Directions ::
When you have gone through the records, report how many lines include "ntfs", giving the number and nothing more.

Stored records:
== Segment start ==
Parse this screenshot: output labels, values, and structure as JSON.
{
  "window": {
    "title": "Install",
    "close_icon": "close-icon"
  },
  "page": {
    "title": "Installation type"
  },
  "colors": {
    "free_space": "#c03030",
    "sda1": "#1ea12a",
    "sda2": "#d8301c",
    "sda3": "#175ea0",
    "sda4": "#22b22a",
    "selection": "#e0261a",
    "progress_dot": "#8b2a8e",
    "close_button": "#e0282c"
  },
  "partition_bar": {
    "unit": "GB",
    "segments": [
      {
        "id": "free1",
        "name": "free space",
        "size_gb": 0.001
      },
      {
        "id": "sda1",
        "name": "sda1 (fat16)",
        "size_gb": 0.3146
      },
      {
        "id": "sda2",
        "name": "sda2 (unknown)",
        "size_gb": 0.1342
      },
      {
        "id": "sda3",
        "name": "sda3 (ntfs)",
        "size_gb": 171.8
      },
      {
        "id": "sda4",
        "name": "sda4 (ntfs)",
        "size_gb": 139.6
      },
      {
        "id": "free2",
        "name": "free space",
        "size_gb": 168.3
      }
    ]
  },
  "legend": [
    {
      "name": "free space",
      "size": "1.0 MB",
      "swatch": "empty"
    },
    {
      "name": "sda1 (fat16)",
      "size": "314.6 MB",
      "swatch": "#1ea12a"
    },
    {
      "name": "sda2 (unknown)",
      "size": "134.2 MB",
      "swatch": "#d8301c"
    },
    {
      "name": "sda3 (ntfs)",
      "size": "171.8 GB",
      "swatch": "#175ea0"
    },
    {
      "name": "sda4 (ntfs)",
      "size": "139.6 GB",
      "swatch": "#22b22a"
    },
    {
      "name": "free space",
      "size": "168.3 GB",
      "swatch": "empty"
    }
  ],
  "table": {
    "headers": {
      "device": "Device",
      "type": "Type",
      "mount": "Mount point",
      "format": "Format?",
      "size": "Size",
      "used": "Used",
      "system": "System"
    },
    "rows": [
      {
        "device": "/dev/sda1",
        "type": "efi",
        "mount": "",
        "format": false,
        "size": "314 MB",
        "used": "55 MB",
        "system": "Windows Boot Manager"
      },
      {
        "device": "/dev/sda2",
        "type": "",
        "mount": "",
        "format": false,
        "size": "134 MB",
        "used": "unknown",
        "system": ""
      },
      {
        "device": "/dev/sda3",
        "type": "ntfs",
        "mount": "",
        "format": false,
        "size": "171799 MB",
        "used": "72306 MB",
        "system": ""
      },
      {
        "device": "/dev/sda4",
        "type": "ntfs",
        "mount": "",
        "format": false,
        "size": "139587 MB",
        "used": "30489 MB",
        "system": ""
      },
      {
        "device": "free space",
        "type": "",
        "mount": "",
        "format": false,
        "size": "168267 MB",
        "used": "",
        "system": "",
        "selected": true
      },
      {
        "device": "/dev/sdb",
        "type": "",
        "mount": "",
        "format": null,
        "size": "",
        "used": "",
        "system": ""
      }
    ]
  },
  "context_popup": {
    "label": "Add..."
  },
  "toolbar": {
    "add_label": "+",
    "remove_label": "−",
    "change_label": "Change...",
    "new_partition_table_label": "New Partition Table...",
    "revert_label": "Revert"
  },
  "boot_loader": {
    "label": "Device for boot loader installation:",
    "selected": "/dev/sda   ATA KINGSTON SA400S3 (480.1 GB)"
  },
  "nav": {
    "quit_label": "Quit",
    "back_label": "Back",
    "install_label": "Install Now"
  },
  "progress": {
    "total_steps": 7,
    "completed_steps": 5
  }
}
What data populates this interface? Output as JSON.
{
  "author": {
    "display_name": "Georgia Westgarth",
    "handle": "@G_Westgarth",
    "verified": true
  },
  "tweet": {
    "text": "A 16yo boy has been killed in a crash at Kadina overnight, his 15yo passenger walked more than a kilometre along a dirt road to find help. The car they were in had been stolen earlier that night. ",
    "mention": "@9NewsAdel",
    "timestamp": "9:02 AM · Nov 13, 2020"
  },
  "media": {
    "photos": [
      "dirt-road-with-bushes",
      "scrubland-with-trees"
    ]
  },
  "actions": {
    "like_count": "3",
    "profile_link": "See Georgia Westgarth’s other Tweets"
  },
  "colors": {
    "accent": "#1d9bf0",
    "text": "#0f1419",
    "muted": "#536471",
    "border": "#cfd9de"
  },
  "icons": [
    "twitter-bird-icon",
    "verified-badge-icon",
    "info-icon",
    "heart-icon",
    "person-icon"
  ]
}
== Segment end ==
Solved exercise ::
6